Budlong gave advice that did not only pertain to the singers, but also to the audience, such as not commenting on your work while you are doing it and how singers are geniuses; when they tell their brains to do something, their voices listen.
“We tell our brain what to do with our voice; it’s like writing a code and letting it run,” explained Budlong.
Soprano Julia Baker ’19 sang “Olas Gigantes” (“Giant Waves”), composed by Manuel de Falla. The song is based on a dramatic poem that tells about a woman who was left by her lover and is contemplating walking into the sea during a hurricane to escape the suffering she feels. Regardless of whether or not the audience members are able to understand Spanish, Baker’s facial expressions and dynamics revealed the emotions of the piece. Baker has been singing since she was twelve years old, but this was her first time singing a Spanish song.“
I actually haven’t sung in Spanish before, but I flatter myself in thinking that I speak Italian conversationally … The romance languages are all relatively similar to one another, so the transition from Italian to Spanish music wasn’t a huge culture shock,” said Baker, who takes weekly voice lessons with Budlong. “If anything, learning Italian and singing in Spanish has improved my knowledge of the English language more than my fluency in either language.”
Soprano Hannah Polaski ’21 sang “Cantares” by Joaquin Turina, which is about a woman who is tormented by her simultaneous fear and love for a man. Polaski said that she was nervous
in the beginning, but began to feel more comfortable after a while. This Spanish piece taught her that singers need to be fully present within the story and emotions of the song in every note.
“Attending a master class really opens you up to the process of learning a song, and can help you look at your own singing differently.
Performing in one can make you more comfortable with an audience and being vulnerable on stage, while also getting valuable feedback on your performance,” said Polaski, who takes weekly voice lessons with Megan Durham.
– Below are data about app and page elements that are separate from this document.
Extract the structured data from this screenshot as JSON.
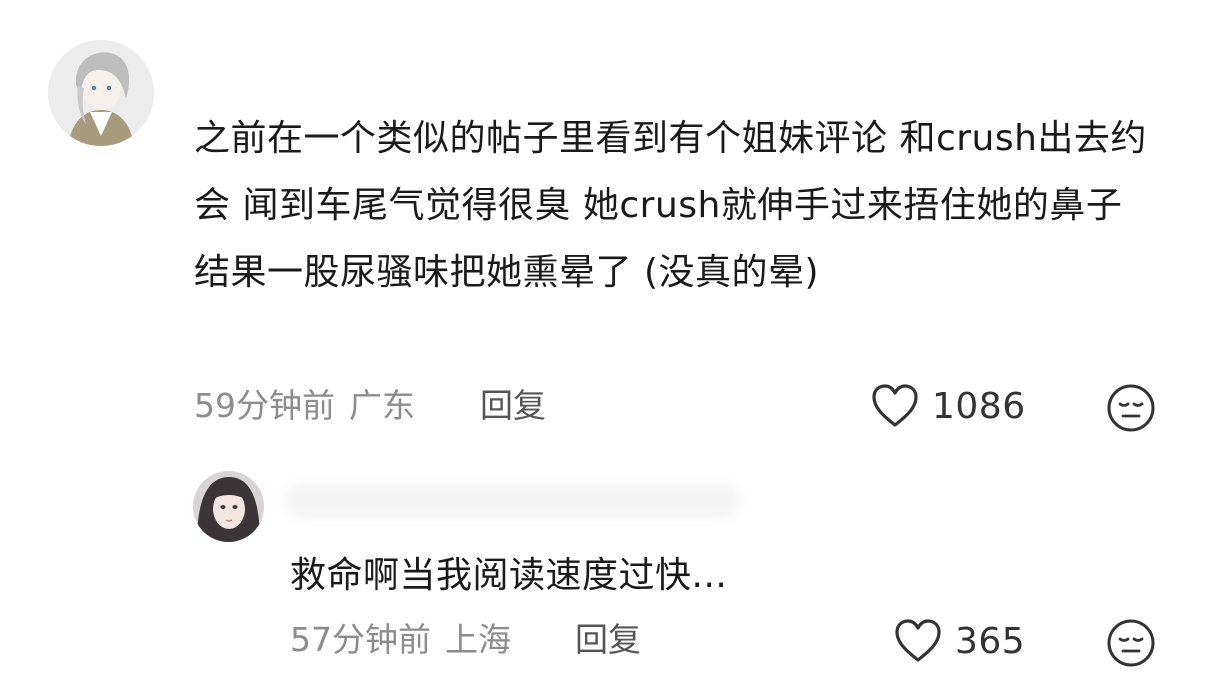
{
  "comments": [
    {
      "text": "之前在一个类似的帖子里看到有个姐妹评论 和crush出去约会 闻到车尾气觉得很臭 她crush就伸手过来捂住她的鼻子 结果一股尿骚味把她熏晕了 (没真的晕)",
      "time": "59分钟前",
      "location": "广东",
      "reply_label": "回复",
      "like_count": "1086",
      "icons": {
        "like": "heart-icon",
        "reaction": "meh-face-icon"
      }
    },
    {
      "text": "救命啊当我阅读速度过快...",
      "time": "57分钟前",
      "location": "上海",
      "reply_label": "回复",
      "like_count": "365",
      "icons": {
        "like": "heart-icon",
        "reaction": "meh-face-icon"
      }
    }
  ],
  "colors": {
    "text": "#1a1a1a",
    "meta": "#8c8c8c",
    "reply": "#555555",
    "icon": "#333333"
  }
}
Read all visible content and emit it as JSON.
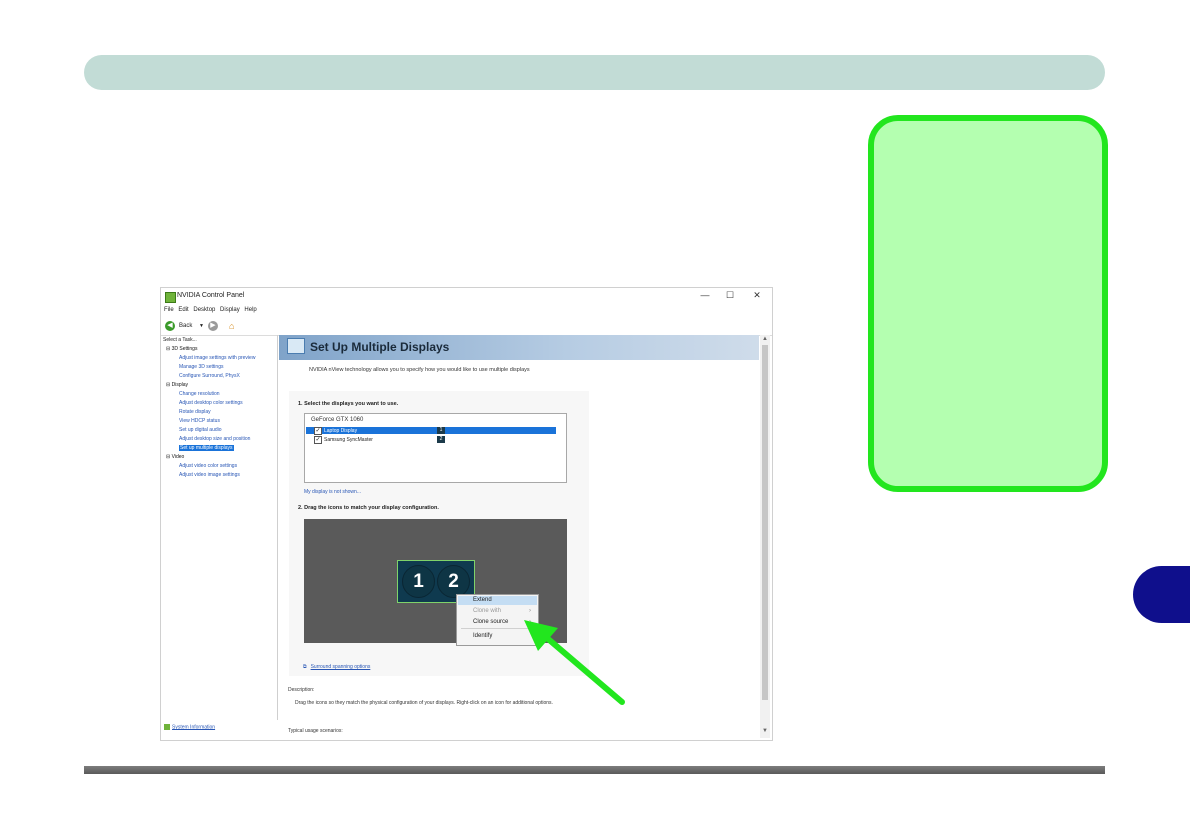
{
  "window": {
    "title": "NVIDIA Control Panel",
    "minimize": "—",
    "maximize": "☐",
    "close": "✕"
  },
  "menu": [
    "File",
    "Edit",
    "Desktop",
    "Display",
    "Help"
  ],
  "toolbar": {
    "back_label": "Back"
  },
  "sidebar": {
    "select_task": "Select a Task...",
    "tree": [
      {
        "label": "3D Settings",
        "kind": "category"
      },
      {
        "label": "Adjust image settings with preview",
        "kind": "link"
      },
      {
        "label": "Manage 3D settings",
        "kind": "link"
      },
      {
        "label": "Configure Surround, PhysX",
        "kind": "link"
      },
      {
        "label": "Display",
        "kind": "category"
      },
      {
        "label": "Change resolution",
        "kind": "link"
      },
      {
        "label": "Adjust desktop color settings",
        "kind": "link"
      },
      {
        "label": "Rotate display",
        "kind": "link"
      },
      {
        "label": "View HDCP status",
        "kind": "link"
      },
      {
        "label": "Set up digital audio",
        "kind": "link"
      },
      {
        "label": "Adjust desktop size and position",
        "kind": "link"
      },
      {
        "label": "Set up multiple displays",
        "kind": "selected"
      },
      {
        "label": "Video",
        "kind": "category"
      },
      {
        "label": "Adjust video color settings",
        "kind": "link"
      },
      {
        "label": "Adjust video image settings",
        "kind": "link"
      }
    ],
    "system_information": "System Information"
  },
  "page": {
    "title": "Set Up Multiple Displays",
    "intro": "NVIDIA nView technology allows you to specify how you would like to use multiple displays",
    "step1": "1. Select the displays you want to use.",
    "gpu_name": "GeForce GTX 1060",
    "displays": [
      {
        "name": "Laptop Display",
        "number": "1",
        "checked": true,
        "selected": true
      },
      {
        "name": "Samsung SyncMaster",
        "number": "2",
        "checked": true,
        "selected": false
      }
    ],
    "not_shown": "My display is not shown...",
    "step2": "2. Drag the icons to match your display configuration.",
    "monitors": [
      "1",
      "2"
    ],
    "context_menu": [
      {
        "label": "Extend",
        "state": "highlighted"
      },
      {
        "label": "Clone with",
        "state": "disabled",
        "submenu": true
      },
      {
        "label": "Clone source",
        "state": "normal",
        "submenu": true
      },
      {
        "label": "Identify",
        "state": "normal"
      }
    ],
    "surround_link": "Surround spanning options",
    "description_label": "Description:",
    "description_text": "Drag the icons so they match the physical configuration of your displays. Right-click on an icon for additional options.",
    "typical_usage": "Typical usage scenarios:"
  },
  "colors": {
    "top_bar": "#c2dcd6",
    "side_box_fill": "#b4ffb0",
    "side_box_border": "#22e61e",
    "chapter_tab": "#0f0f8c",
    "arrow": "#22e61e",
    "selection": "#1a73d9"
  }
}
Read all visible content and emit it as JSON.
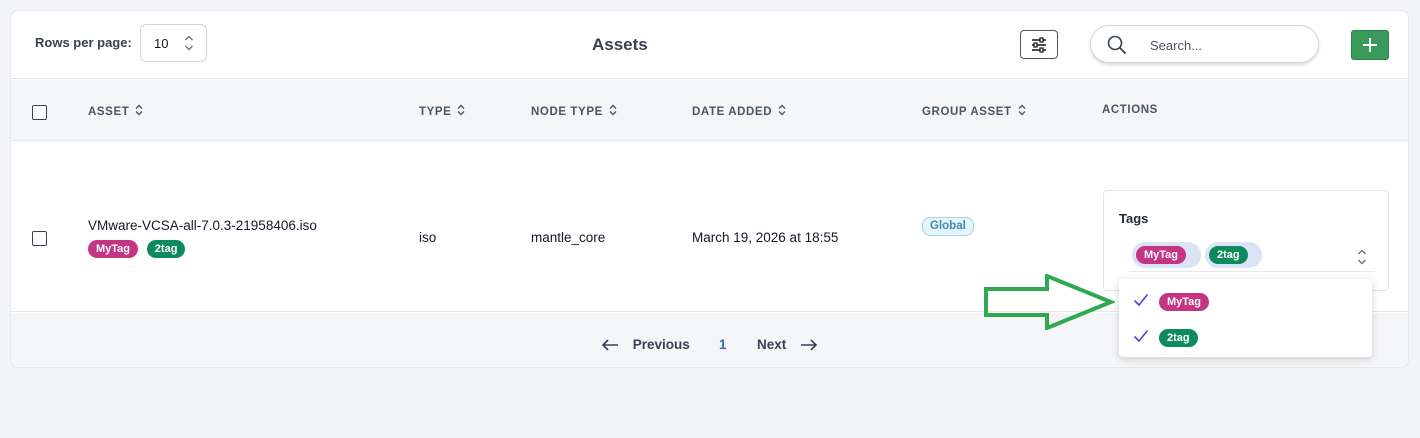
{
  "toolbar": {
    "rows_per_page_label": "Rows per page:",
    "rows_per_page_value": "10",
    "title": "Assets",
    "search_placeholder": "Search...",
    "add_icon": "plus-icon",
    "filter_icon": "sliders-icon"
  },
  "table": {
    "columns": [
      "ASSET",
      "TYPE",
      "NODE TYPE",
      "DATE ADDED",
      "GROUP ASSET",
      "ACTIONS"
    ],
    "rows": [
      {
        "asset": "VMware-VCSA-all-7.0.3-21958406.iso",
        "tags": [
          "MyTag",
          "2tag"
        ],
        "type": "iso",
        "node_type": "mantle_core",
        "date_added": "March 19, 2026 at 18:55",
        "group_asset": "Global",
        "actions": {
          "tags_label": "Tags",
          "selected_tags": [
            "MyTag",
            "2tag"
          ]
        }
      }
    ]
  },
  "dropdown": {
    "options": [
      {
        "label": "MyTag",
        "checked": true
      },
      {
        "label": "2tag",
        "checked": true
      }
    ]
  },
  "pagination": {
    "previous": "Previous",
    "current_page": "1",
    "next": "Next"
  },
  "colors": {
    "tag_mytag": "#c43583",
    "tag_2tag": "#0f8a5f",
    "add_button": "#3a9a5c",
    "annotation_arrow": "#2fa84f",
    "page_active": "#3b63c9"
  }
}
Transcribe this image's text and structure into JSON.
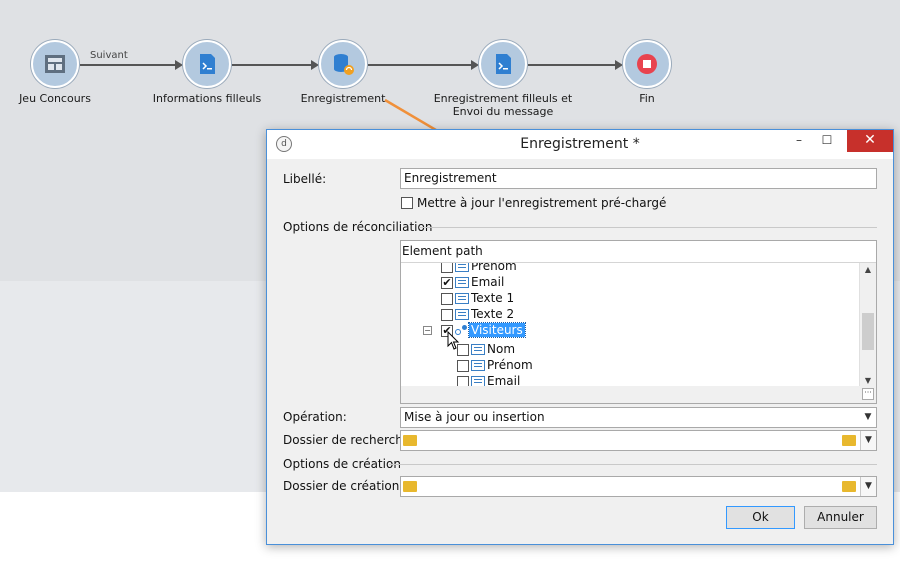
{
  "workflow": {
    "nodes": [
      {
        "label": "Jeu Concours",
        "icon": "form-icon"
      },
      {
        "label": "Informations filleuls",
        "icon": "script-file-icon"
      },
      {
        "label": "Enregistrement",
        "icon": "database-sync-icon"
      },
      {
        "label": "Enregistrement filleuls et Envoi du message",
        "icon": "script-file-icon"
      },
      {
        "label": "Fin",
        "icon": "stop-icon"
      }
    ],
    "transition_label": "Suivant",
    "annotation_arrow_color": "#f0903a"
  },
  "dialog": {
    "title": "Enregistrement *",
    "close_symbol": "✕",
    "maximize_symbol": "☐",
    "minimize_symbol": "–",
    "libelle_label": "Libellé:",
    "libelle_value": "Enregistrement",
    "update_preloaded_label": "Mettre à jour l'enregistrement pré-chargé",
    "reconciliation_section": "Options de réconciliation",
    "tree_header": "Element path",
    "tree_items": [
      {
        "label": "Prénom",
        "checked": false
      },
      {
        "label": "Email",
        "checked": true
      },
      {
        "label": "Texte 1",
        "checked": false
      },
      {
        "label": "Texte 2",
        "checked": false
      },
      {
        "label": "Visiteurs",
        "checked": true,
        "selected": true
      },
      {
        "label": "Nom",
        "checked": false
      },
      {
        "label": "Prénom",
        "checked": false
      },
      {
        "label": "Email",
        "checked": false
      }
    ],
    "operation_label": "Opération:",
    "operation_value": "Mise à jour ou insertion",
    "search_folder_label": "Dossier de recherche:",
    "creation_section": "Options de création",
    "creation_folder_label": "Dossier de création:",
    "ok_label": "Ok",
    "cancel_label": "Annuler",
    "accent_color": "#3399ff",
    "close_color": "#c7302b"
  }
}
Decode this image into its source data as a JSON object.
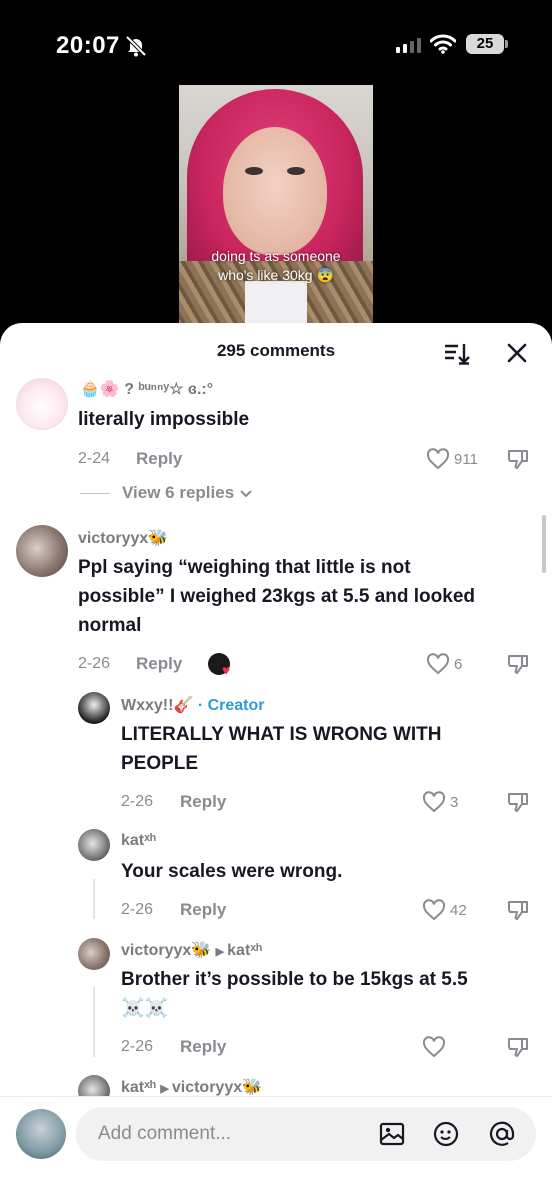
{
  "status": {
    "time": "20:07",
    "battery": "25"
  },
  "video": {
    "caption_line1": "doing ts as someone",
    "caption_line2": "who's like 30kg 😨"
  },
  "comments_header": {
    "count_label": "295 comments"
  },
  "comments": [
    {
      "username": "🧁🌸 ? ᵇᵘⁿⁿʸ☆ ɞ.:°",
      "text": "literally impossible",
      "date": "2-24",
      "reply_label": "Reply",
      "likes": "911",
      "view_replies": "View 6 replies"
    },
    {
      "username": "victoryyx🐝",
      "text_lines": [
        "Ppl saying “weighing that little is not",
        "possible” I weighed 23kgs at 5.5 and looked",
        "normal"
      ],
      "date": "2-26",
      "reply_label": "Reply",
      "likes": "6"
    },
    {
      "username": "Wxxy!!🎸",
      "badge": "· Creator",
      "text_lines": [
        "LITERALLY WHAT IS WRONG WITH",
        "PEOPLE"
      ],
      "date": "2-26",
      "reply_label": "Reply",
      "likes": "3"
    },
    {
      "username": "katˣʰ",
      "text": "Your scales were wrong.",
      "date": "2-26",
      "reply_label": "Reply",
      "likes": "42"
    },
    {
      "username": "victoryyx🐝",
      "reply_to": "katˣʰ",
      "text_lines": [
        "Brother it’s possible to be 15kgs at 5.5",
        "☠️☠️"
      ],
      "date": "2-26",
      "reply_label": "Reply",
      "likes": ""
    },
    {
      "username": "katˣʰ",
      "reply_to": "victoryyx🐝"
    }
  ],
  "input": {
    "placeholder": "Add comment..."
  },
  "colors": {
    "creator": "#2f9bd6",
    "muted": "#8a8b91",
    "text": "#161823"
  }
}
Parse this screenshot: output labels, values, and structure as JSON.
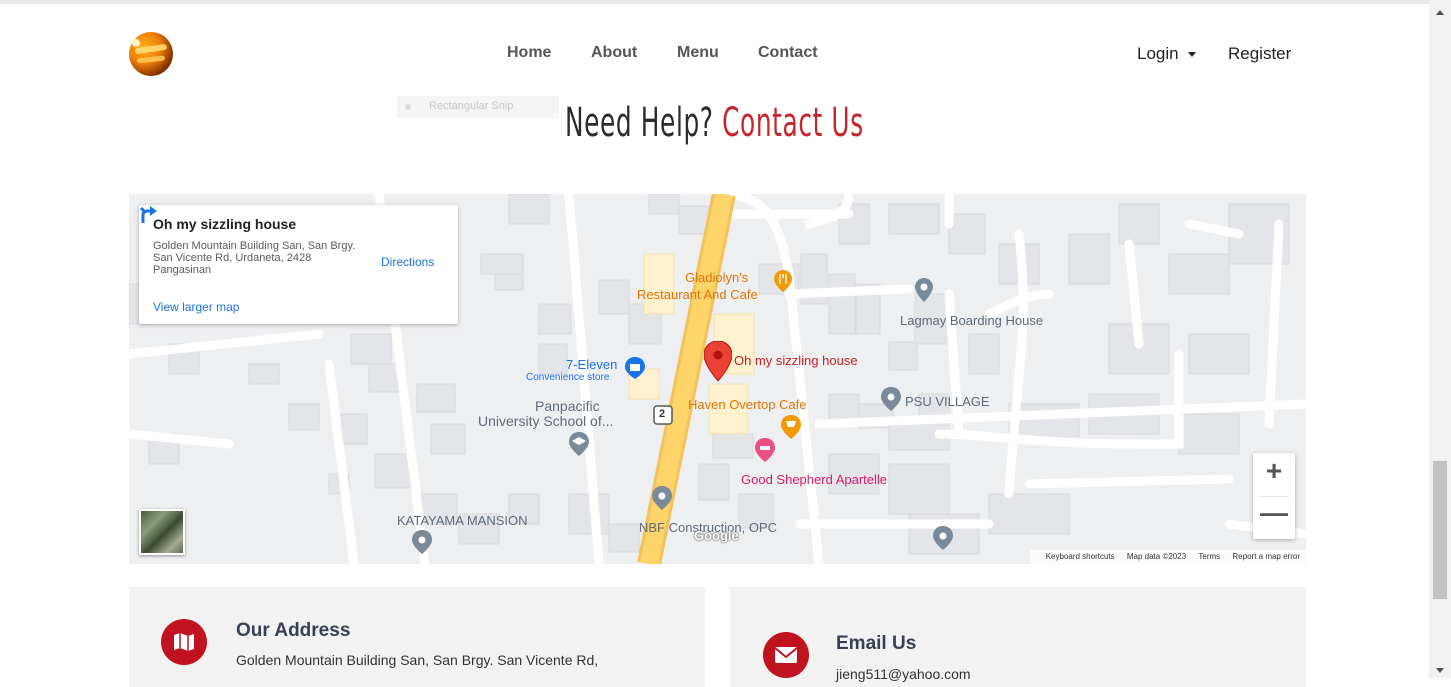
{
  "nav": {
    "items": [
      "Home",
      "About",
      "Menu",
      "Contact"
    ],
    "login": "Login",
    "register": "Register"
  },
  "snip_overlay": "Rectangular Snip",
  "title": {
    "part1": "Need Help?",
    "part2": "Contact Us"
  },
  "map": {
    "card": {
      "name": "Oh my sizzling house",
      "address": "Golden Mountain Building San, San Brgy. San Vicente Rd, Urdaneta, 2428 Pangasinan",
      "directions": "Directions",
      "view_larger": "View larger map"
    },
    "labels": {
      "gladiolyn": "Gladiolyn's",
      "gladiolyn2": "Restaurant And Cafe",
      "lagmay": "Lagmay Boarding House",
      "seven_eleven": "7-Eleven",
      "convenience": "Convenience store",
      "sizzling": "Oh my sizzling house",
      "panpacific1": "Panpacific",
      "panpacific2": "University School of...",
      "route": "2",
      "haven": "Haven Overtop Cafe",
      "psu": "PSU VILLAGE",
      "good_shepherd": "Good Shepherd Apartelle",
      "katayama": "KATAYAMA MANSION",
      "nbf": "NBF Construction, OPC"
    },
    "google": "Google",
    "zoom_in": "+",
    "zoom_out": "—",
    "attribution": [
      "Keyboard shortcuts",
      "Map data ©2023",
      "Terms",
      "Report a map error"
    ],
    "colors": {
      "road_major": "#fdd46a",
      "pin_red": "#ea4335",
      "food_orange": "#f29900",
      "hotel_pink": "#e94f82",
      "poi_grey": "#7b8a98",
      "shop_blue": "#1a73e8"
    }
  },
  "cards": {
    "address": {
      "title": "Our Address",
      "text": "Golden Mountain Building San, San Brgy. San Vicente Rd,"
    },
    "email": {
      "title": "Email Us",
      "text": "jieng511@yahoo.com"
    }
  },
  "icons": {
    "address": "map-icon",
    "email": "envelope-icon"
  },
  "accent": "#c1121f"
}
Even though Polaski studied Spanish on and off during most of her life, she explained that the different phrasing of Spanish makes her have to think about every word, as opposed to English music where she tends to not spend as much time thinking about each individual phrase.
The master class not only benefited the four performers, but the audience as well; all learned and were very engaged, having had the opportunity to give feedback to the performers.
Audience member Marc Szechter ’22 had never attended a master class before last Wednesday’s program. As a student enrolled in music theory, he is required to attend a certain number of music department events. Szechter has been singing in choirs for a majority of his life, but decided to take formal vocal lessons for the first time when he arrived to Muhlenberg this semester.
“I learned a lot about how the way that one sings a particular passage can affect the emotion it conveys. One can sing the same notes twice with different dynamics and it can feel completely different each time,” said Szechter.
The master class allowed even those who were not singing to learn some techniques for improving their performance.
“I really love the storytelling aspect of the performance; the combination of music and acting makes engaging art,” said Polaski.